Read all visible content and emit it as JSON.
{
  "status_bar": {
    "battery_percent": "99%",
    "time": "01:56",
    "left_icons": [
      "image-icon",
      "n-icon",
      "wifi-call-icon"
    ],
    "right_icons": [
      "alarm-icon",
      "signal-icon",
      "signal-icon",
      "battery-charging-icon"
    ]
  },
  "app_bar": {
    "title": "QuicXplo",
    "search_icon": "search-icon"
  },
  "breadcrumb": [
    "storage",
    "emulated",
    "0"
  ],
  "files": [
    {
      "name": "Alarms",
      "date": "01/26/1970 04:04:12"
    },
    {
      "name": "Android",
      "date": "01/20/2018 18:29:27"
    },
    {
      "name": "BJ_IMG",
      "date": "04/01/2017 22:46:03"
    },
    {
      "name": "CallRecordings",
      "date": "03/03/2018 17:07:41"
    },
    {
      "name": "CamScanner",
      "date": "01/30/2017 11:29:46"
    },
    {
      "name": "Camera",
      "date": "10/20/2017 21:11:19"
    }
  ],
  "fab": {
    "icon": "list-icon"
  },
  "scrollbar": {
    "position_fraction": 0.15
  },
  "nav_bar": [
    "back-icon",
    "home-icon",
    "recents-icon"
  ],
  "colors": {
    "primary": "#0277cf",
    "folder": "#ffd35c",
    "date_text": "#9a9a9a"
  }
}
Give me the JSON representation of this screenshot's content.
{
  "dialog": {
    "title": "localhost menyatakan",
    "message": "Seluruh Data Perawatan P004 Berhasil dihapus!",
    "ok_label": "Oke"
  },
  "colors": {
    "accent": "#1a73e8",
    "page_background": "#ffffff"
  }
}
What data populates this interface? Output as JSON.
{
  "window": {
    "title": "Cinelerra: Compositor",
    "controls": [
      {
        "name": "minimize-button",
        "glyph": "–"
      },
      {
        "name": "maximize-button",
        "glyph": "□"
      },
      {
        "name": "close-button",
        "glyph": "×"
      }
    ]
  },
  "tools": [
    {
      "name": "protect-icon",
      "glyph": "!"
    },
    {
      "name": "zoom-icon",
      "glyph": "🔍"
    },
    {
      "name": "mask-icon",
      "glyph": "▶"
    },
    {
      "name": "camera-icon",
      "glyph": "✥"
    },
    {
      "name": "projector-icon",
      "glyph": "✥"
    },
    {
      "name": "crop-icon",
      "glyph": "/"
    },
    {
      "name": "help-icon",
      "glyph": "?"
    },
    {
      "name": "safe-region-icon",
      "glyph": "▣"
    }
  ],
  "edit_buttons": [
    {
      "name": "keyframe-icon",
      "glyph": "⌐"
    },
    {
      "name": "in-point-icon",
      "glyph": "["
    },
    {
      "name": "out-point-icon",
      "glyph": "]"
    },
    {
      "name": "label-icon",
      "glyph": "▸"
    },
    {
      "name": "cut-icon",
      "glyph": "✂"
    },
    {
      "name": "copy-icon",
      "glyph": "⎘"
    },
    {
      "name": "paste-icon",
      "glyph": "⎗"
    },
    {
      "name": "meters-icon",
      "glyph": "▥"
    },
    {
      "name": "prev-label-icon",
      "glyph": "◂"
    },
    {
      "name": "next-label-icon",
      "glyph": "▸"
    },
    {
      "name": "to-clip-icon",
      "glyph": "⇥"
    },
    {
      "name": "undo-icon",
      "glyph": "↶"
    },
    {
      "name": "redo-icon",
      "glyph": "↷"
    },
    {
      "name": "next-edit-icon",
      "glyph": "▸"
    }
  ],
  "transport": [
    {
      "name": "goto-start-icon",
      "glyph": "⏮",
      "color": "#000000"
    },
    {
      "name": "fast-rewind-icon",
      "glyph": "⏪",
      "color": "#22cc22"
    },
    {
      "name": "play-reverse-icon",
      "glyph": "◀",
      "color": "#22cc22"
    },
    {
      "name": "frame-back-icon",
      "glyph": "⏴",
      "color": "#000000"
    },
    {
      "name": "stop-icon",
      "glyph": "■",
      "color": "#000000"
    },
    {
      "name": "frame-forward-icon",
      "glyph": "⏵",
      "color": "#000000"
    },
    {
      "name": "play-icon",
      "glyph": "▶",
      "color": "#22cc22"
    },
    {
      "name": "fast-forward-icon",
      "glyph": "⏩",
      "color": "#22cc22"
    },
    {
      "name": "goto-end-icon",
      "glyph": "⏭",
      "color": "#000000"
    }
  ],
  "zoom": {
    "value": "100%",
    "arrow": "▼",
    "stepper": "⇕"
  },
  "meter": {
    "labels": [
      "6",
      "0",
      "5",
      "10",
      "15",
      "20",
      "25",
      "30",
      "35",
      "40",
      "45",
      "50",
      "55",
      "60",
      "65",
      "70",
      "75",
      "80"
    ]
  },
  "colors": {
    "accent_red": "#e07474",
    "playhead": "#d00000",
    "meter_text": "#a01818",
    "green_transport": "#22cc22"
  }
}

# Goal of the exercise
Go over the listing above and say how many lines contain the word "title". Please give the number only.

# Solution
3